While it may take everyone that is a part of the school community to keep ETHS safe, safety officers are the ones who have to physically deal with rule violations. They are certified in CPR, CPI (non-violent crisis prevention) and AED through the American Red Cross, as well as FEMA-certified for crisis management. For any type of crisis de-escalation, especially when it’s physical, they’re prepared. But they never intervene in a fight without multiple units present and only after they’ve given verbal cues, Mayne discloses. 

“I feel like usually when I speak, kids listen,” Mayne says. “But protocol is, you don’t intervene in a fight unless there are multiple units there to assist to basically restrain whoever the parties are.”

But the safety officers do more than just break up fights and monitor the hallways. They greet students at the doors every morning, scan their IDs at lunch, help track down their lost or stolen items, and generally make an effort to connect with the student body. 

“[A lot of] the safety officers are very friendly and talk with students,” one student shares. “They break up fights, but they also help students to class. They look out for all of [us].”

As much as the safety officers do for this school, though, there are some things that are left in the hands of higher authority. When it comes to dealing with the bigger issues, like reports of a weapon or a lockdown, the EPD (Evanston Police Department) assists and guides the safety department. But because there are two SROs (School Resource Officers) on campus, they’re often already on the scene before the safety officers. 
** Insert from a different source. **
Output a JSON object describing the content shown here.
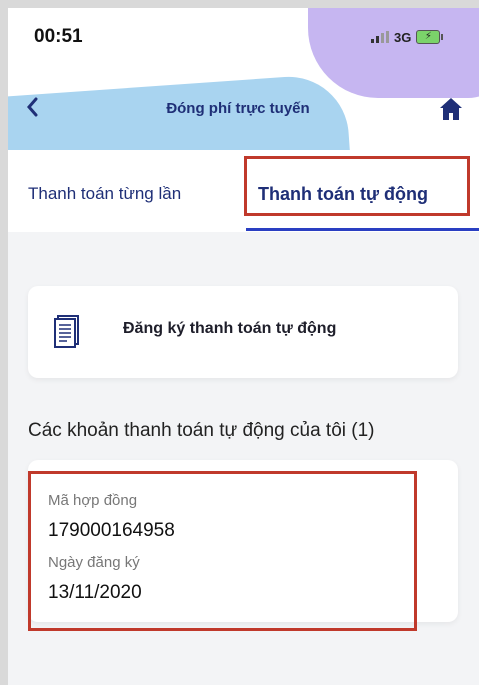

“I personally have not found any [items that violate school code,] but obviously, I have co-workers, if we do find something like that, we don’t touch it. We leave it for [the] EPD,” Mayne says. “If the tip is that the most extreme weapon is in the building, then the SROs are going to be involved.”
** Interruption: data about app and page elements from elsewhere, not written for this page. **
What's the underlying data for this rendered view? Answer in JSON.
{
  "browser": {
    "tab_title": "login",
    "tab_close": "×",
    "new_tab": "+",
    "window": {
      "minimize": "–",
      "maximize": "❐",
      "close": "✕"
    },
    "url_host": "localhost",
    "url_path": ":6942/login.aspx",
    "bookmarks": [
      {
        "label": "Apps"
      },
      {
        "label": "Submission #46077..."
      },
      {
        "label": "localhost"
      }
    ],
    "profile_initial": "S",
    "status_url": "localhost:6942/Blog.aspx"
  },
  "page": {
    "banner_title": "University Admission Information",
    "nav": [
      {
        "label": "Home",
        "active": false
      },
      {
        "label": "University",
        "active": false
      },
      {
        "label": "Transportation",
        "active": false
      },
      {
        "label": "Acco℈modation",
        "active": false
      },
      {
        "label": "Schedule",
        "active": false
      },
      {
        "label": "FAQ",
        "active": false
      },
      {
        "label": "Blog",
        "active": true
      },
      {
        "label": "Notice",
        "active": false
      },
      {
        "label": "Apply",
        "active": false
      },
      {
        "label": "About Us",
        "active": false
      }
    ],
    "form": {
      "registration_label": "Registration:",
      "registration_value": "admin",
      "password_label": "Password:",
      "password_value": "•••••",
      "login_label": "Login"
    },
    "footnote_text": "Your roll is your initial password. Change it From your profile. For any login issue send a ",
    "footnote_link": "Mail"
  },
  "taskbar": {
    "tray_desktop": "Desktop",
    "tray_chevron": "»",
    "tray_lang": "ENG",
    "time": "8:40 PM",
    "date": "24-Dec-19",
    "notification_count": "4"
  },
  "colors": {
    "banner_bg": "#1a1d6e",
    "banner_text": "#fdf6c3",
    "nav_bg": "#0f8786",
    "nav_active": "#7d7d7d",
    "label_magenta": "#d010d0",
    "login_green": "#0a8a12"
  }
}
But when it comes to reports of drugs or a physical fight in the hallway, the safety officers take charge in those situations. During instances like basic searches because of a marijuana smell or a fight, an SRO might not be involved right away. In cases like that, the safety officers take the lead. While Mayne does believe that ETHS is a safe school, part of being a safety officer is always being prepared for the worst-case scenario or something to happen at the school. They have to be able to adapt to any situation, with the people’s safety in mind more than anything. 

“Obviously from a safety standpoint, we’re always on our toes. You have to always expect the unexpected. That’s just a part of the job,” he says. “Anything could happen, anywhere, [on] any given day. That’s got to be the approach for someone in the safety department.” 

You have to always expect the unexpected. That’s just a part of the job

— Necus Mayne

Mayne makes it clear, though, that safety isn’t in the position to reprimand students or hand out punishment; more than anything, their job is to ensure the student’s, and faculty’s, safety. Even if they’re the ones who go directly into the situations, they don’t partake in disciplinary action. 

“Honestly, when we look at our jobs, we don’t have consequences or discipline,” Mayne voices. “That’s not our job; that really comes from the dean’s office. We look at our jobs mostly as being mentors and providing guidance to the kids that we can get through [to] on a daily basis.”

Many students can attest to feeling that guidance. 

“I think it’s important for the safety officers to have this type of relationship with students,” one says. “It shows that safety officers are here to help [kids], not intimidate or penalize them.” 

Of course, lots of students may not see that side. When they’re in the dean’s office because a safety officer found them violating school conduct, they may not recognize that they’re doing their job, but as the ones to rat them out to the administrators. Mayne understands the latter perspective but thinks it’s misguided.

“There’s a misconception about the department and what our jobs are like,” Mayne says. “We all have a vested interest in the success of our students. And I think it’s hard sometimes for a teenager to grasp that concept. When we come in, we might look like the bad guys. You know what I’m saying?”

“[But] we’re just doing our jobs–we want to make sure that everyone is safe,” he continues. “We have to step in and we [have] to make sure that that student gets help.”